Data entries
■ ■ ■ ■

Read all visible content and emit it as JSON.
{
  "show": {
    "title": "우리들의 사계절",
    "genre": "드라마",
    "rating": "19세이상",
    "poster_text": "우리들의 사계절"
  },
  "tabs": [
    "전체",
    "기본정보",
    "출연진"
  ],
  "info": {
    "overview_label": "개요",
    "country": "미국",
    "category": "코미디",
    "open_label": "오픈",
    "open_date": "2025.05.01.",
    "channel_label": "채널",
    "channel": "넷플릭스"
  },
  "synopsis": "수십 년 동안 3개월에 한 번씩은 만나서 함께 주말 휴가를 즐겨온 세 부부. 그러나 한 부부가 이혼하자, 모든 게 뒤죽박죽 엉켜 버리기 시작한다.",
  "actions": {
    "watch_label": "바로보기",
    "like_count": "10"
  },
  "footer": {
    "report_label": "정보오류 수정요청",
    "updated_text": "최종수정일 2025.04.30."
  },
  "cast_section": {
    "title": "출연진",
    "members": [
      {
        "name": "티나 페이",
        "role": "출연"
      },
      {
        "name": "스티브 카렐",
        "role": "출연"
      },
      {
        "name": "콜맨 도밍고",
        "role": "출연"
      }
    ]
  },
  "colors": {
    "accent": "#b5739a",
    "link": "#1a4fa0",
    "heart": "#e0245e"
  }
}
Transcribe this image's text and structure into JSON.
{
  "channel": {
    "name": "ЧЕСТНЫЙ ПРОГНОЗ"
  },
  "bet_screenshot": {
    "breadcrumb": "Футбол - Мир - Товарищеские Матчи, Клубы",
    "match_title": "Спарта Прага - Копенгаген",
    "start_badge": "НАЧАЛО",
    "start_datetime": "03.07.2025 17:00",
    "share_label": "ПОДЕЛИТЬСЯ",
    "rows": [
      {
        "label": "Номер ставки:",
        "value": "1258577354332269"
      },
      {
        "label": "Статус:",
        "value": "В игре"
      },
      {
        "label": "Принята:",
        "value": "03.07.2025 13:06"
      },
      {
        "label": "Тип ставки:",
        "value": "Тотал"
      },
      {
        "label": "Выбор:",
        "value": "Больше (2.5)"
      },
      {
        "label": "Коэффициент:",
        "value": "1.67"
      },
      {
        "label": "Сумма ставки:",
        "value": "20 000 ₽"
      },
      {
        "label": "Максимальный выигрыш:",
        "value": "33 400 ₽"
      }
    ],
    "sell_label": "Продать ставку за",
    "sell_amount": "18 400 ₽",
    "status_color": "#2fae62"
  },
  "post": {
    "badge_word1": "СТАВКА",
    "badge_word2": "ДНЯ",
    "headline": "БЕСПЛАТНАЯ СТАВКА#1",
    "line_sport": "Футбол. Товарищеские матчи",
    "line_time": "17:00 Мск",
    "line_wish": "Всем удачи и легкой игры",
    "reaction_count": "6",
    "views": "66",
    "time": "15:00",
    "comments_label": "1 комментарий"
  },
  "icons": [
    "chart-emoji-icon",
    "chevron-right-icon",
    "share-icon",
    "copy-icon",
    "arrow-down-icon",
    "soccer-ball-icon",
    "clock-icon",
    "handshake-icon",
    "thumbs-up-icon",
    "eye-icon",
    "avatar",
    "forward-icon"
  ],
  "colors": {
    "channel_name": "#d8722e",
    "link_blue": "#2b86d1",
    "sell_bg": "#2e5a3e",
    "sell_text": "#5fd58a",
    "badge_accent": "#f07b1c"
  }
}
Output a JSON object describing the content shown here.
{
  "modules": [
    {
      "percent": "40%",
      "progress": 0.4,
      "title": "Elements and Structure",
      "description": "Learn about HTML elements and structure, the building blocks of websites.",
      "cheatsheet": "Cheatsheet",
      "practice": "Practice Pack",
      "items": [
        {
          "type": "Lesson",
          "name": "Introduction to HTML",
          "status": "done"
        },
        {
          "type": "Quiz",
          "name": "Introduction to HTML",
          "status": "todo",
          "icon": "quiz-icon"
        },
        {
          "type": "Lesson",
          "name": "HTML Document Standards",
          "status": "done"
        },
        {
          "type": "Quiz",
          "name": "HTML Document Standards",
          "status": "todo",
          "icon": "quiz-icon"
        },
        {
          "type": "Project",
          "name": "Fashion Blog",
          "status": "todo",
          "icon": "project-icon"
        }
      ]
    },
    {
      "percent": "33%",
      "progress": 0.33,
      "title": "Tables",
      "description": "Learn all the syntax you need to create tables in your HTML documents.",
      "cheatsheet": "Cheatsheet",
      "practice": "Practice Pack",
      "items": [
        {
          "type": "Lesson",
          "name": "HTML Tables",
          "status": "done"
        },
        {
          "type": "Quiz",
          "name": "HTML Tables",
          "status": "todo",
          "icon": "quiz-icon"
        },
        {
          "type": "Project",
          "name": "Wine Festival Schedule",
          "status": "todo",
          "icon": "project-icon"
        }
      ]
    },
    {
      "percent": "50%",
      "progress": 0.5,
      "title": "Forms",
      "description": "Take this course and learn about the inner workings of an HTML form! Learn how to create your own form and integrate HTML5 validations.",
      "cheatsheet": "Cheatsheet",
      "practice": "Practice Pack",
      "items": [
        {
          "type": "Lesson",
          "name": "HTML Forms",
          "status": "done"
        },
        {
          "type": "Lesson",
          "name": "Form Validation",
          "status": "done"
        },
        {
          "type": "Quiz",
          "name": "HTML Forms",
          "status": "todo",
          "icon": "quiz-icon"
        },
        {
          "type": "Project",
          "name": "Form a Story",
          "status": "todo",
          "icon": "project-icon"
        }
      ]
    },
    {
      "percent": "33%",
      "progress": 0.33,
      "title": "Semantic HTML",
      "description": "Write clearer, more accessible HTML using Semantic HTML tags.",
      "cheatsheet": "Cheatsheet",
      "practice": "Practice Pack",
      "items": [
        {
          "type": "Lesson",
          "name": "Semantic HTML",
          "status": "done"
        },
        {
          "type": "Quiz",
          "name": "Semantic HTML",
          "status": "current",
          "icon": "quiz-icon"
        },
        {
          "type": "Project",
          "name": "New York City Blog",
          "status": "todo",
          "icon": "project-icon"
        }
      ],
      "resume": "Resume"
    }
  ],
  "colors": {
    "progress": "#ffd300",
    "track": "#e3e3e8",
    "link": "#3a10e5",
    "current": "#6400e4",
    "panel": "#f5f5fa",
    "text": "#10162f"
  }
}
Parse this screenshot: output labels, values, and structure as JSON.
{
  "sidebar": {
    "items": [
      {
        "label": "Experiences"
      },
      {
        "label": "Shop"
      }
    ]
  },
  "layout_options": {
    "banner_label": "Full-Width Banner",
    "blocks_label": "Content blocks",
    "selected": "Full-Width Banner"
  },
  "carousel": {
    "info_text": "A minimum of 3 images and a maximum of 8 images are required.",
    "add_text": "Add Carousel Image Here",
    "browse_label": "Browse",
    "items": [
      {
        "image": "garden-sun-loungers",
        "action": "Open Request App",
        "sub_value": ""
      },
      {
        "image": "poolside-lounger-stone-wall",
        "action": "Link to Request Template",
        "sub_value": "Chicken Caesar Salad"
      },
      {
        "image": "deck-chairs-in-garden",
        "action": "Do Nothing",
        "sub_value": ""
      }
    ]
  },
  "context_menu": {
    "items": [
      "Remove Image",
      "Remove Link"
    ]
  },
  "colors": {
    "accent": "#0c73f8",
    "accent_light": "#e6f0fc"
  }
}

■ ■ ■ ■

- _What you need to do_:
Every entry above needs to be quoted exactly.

- _Answer section_:
Read all visible content and emit it as JSON.
{
  "show": {
    "title": "우리들의 사계절",
    "genre": "드라마",
    "rating": "19세이상",
    "poster_text": "우리들의 사계절"
  },
  "tabs": [
    "전체",
    "기본정보",
    "출연진"
  ],
  "info": {
    "overview_label": "개요",
    "country": "미국",
    "category": "코미디",
    "open_label": "오픈",
    "open_date": "2025.05.01.",
    "channel_label": "채널",
    "channel": "넷플릭스"
  },
  "synopsis": "수십 년 동안 3개월에 한 번씩은 만나서 함께 주말 휴가를 즐겨온 세 부부. 그러나 한 부부가 이혼하자, 모든 게 뒤죽박죽 엉켜 버리기 시작한다.",
  "actions": {
    "watch_label": "바로보기",
    "like_count": "10"
  },
  "footer": {
    "report_label": "정보오류 수정요청",
    "updated_text": "최종수정일 2025.04.30."
  },
  "cast_section": {
    "title": "출연진",
    "members": [
      {
        "name": "티나 페이",
        "role": "출연"
      },
      {
        "name": "스티브 카렐",
        "role": "출연"
      },
      {
        "name": "콜맨 도밍고",
        "role": "출연"
      }
    ]
  },
  "colors": {
    "accent": "#b5739a",
    "link": "#1a4fa0",
    "heart": "#e0245e"
  }
}
Transcribe this image's text and structure into JSON.
{
  "channel": {
    "name": "ЧЕСТНЫЙ ПРОГНОЗ"
  },
  "bet_screenshot": {
    "breadcrumb": "Футбол - Мир - Товарищеские Матчи, Клубы",
    "match_title": "Спарта Прага - Копенгаген",
    "start_badge": "НАЧАЛО",
    "start_datetime": "03.07.2025 17:00",
    "share_label": "ПОДЕЛИТЬСЯ",
    "rows": [
      {
        "label": "Номер ставки:",
        "value": "1258577354332269"
      },
      {
        "label": "Статус:",
        "value": "В игре"
      },
      {
        "label": "Принята:",
        "value": "03.07.2025 13:06"
      },
      {
        "label": "Тип ставки:",
        "value": "Тотал"
      },
      {
        "label": "Выбор:",
        "value": "Больше (2.5)"
      },
      {
        "label": "Коэффициент:",
        "value": "1.67"
      },
      {
        "label": "Сумма ставки:",
        "value": "20 000 ₽"
      },
      {
        "label": "Максимальный выигрыш:",
        "value": "33 400 ₽"
      }
    ],
    "sell_label": "Продать ставку за",
    "sell_amount": "18 400 ₽",
    "status_color": "#2fae62"
  },
  "post": {
    "badge_word1": "СТАВКА",
    "badge_word2": "ДНЯ",
    "headline": "БЕСПЛАТНАЯ СТАВКА#1",
    "line_sport": "Футбол. Товарищеские матчи",
    "line_time": "17:00 Мск",
    "line_wish": "Всем удачи и легкой игры",
    "reaction_count": "6",
    "views": "66",
    "time": "15:00",
    "comments_label": "1 комментарий"
  },
  "icons": [
    "chart-emoji-icon",
    "chevron-right-icon",
    "share-icon",
    "copy-icon",
    "arrow-down-icon",
    "soccer-ball-icon",
    "clock-icon",
    "handshake-icon",
    "thumbs-up-icon",
    "eye-icon",
    "avatar",
    "forward-icon"
  ],
  "colors": {
    "channel_name": "#d8722e",
    "link_blue": "#2b86d1",
    "sell_bg": "#2e5a3e",
    "sell_text": "#5fd58a",
    "badge_accent": "#f07b1c"
  }
}
Output a JSON object describing the content shown here.
{
  "modules": [
    {
      "percent": "40%",
      "progress": 0.4,
      "title": "Elements and Structure",
      "description": "Learn about HTML elements and structure, the building blocks of websites.",
      "cheatsheet": "Cheatsheet",
      "practice": "Practice Pack",
      "items": [
        {
          "type": "Lesson",
          "name": "Introduction to HTML",
          "status": "done"
        },
        {
          "type": "Quiz",
          "name": "Introduction to HTML",
          "status": "todo",
          "icon": "quiz-icon"
        },
        {
          "type": "Lesson",
          "name": "HTML Document Standards",
          "status": "done"
        },
        {
          "type": "Quiz",
          "name": "HTML Document Standards",
          "status": "todo",
          "icon": "quiz-icon"
        },
        {
          "type": "Project",
          "name": "Fashion Blog",
          "status": "todo",
          "icon": "project-icon"
        }
      ]
    },
    {
      "percent": "33%",
      "progress": 0.33,
      "title": "Tables",
      "description": "Learn all the syntax you need to create tables in your HTML documents.",
      "cheatsheet": "Cheatsheet",
      "practice": "Practice Pack",
      "items": [
        {
          "type": "Lesson",
          "name": "HTML Tables",
          "status": "done"
        },
        {
          "type": "Quiz",
          "name": "HTML Tables",
          "status": "todo",
          "icon": "quiz-icon"
        },
        {
          "type": "Project",
          "name": "Wine Festival Schedule",
          "status": "todo",
          "icon": "project-icon"
        }
      ]
    },
    {
      "percent": "50%",
      "progress": 0.5,
      "title": "Forms",
      "description": "Take this course and learn about the inner workings of an HTML form! Learn how to create your own form and integrate HTML5 validations.",
      "cheatsheet": "Cheatsheet",
      "practice": "Practice Pack",
      "items": [
        {
          "type": "Lesson",
          "name": "HTML Forms",
          "status": "done"
        },
        {
          "type": "Lesson",
          "name": "Form Validation",
          "status": "done"
        },
        {
          "type": "Quiz",
          "name": "HTML Forms",
          "status": "todo",
          "icon": "quiz-icon"
        },
        {
          "type": "Project",
          "name": "Form a Story",
          "status": "todo",
          "icon": "project-icon"
        }
      ]
    },
    {
      "percent": "33%",
      "progress": 0.33,
      "title": "Semantic HTML",
      "description": "Write clearer, more accessible HTML using Semantic HTML tags.",
      "cheatsheet": "Cheatsheet",
      "practice": "Practice Pack",
      "items": [
        {
          "type": "Lesson",
          "name": "Semantic HTML",
          "status": "done"
        },
        {
          "type": "Quiz",
          "name": "Semantic HTML",
          "status": "current",
          "icon": "quiz-icon"
        },
        {
          "type": "Project",
          "name": "New York City Blog",
          "status": "todo",
          "icon": "project-icon"
        }
      ],
      "resume": "Resume"
    }
  ],
  "colors": {
    "progress": "#ffd300",
    "track": "#e3e3e8",
    "link": "#3a10e5",
    "current": "#6400e4",
    "panel": "#f5f5fa",
    "text": "#10162f"
  }
}
Parse this screenshot: output labels, values, and structure as JSON.
{
  "sidebar": {
    "items": [
      {
        "label": "Experiences"
      },
      {
        "label": "Shop"
      }
    ]
  },
  "layout_options": {
    "banner_label": "Full-Width Banner",
    "blocks_label": "Content blocks",
    "selected": "Full-Width Banner"
  },
  "carousel": {
    "info_text": "A minimum of 3 images and a maximum of 8 images are required.",
    "add_text": "Add Carousel Image Here",
    "browse_label": "Browse",
    "items": [
      {
        "image": "garden-sun-loungers",
        "action": "Open Request App",
        "sub_value": ""
      },
      {
        "image": "poolside-lounger-stone-wall",
        "action": "Link to Request Template",
        "sub_value": "Chicken Caesar Salad"
      },
      {
        "image": "deck-chairs-in-garden",
        "action": "Do Nothing",
        "sub_value": ""
      }
    ]
  },
  "context_menu": {
    "items": [
      "Remove Image",
      "Remove Link"
    ]
  },
  "colors": {
    "accent": "#0c73f8",
    "accent_light": "#e6f0fc"
  }
}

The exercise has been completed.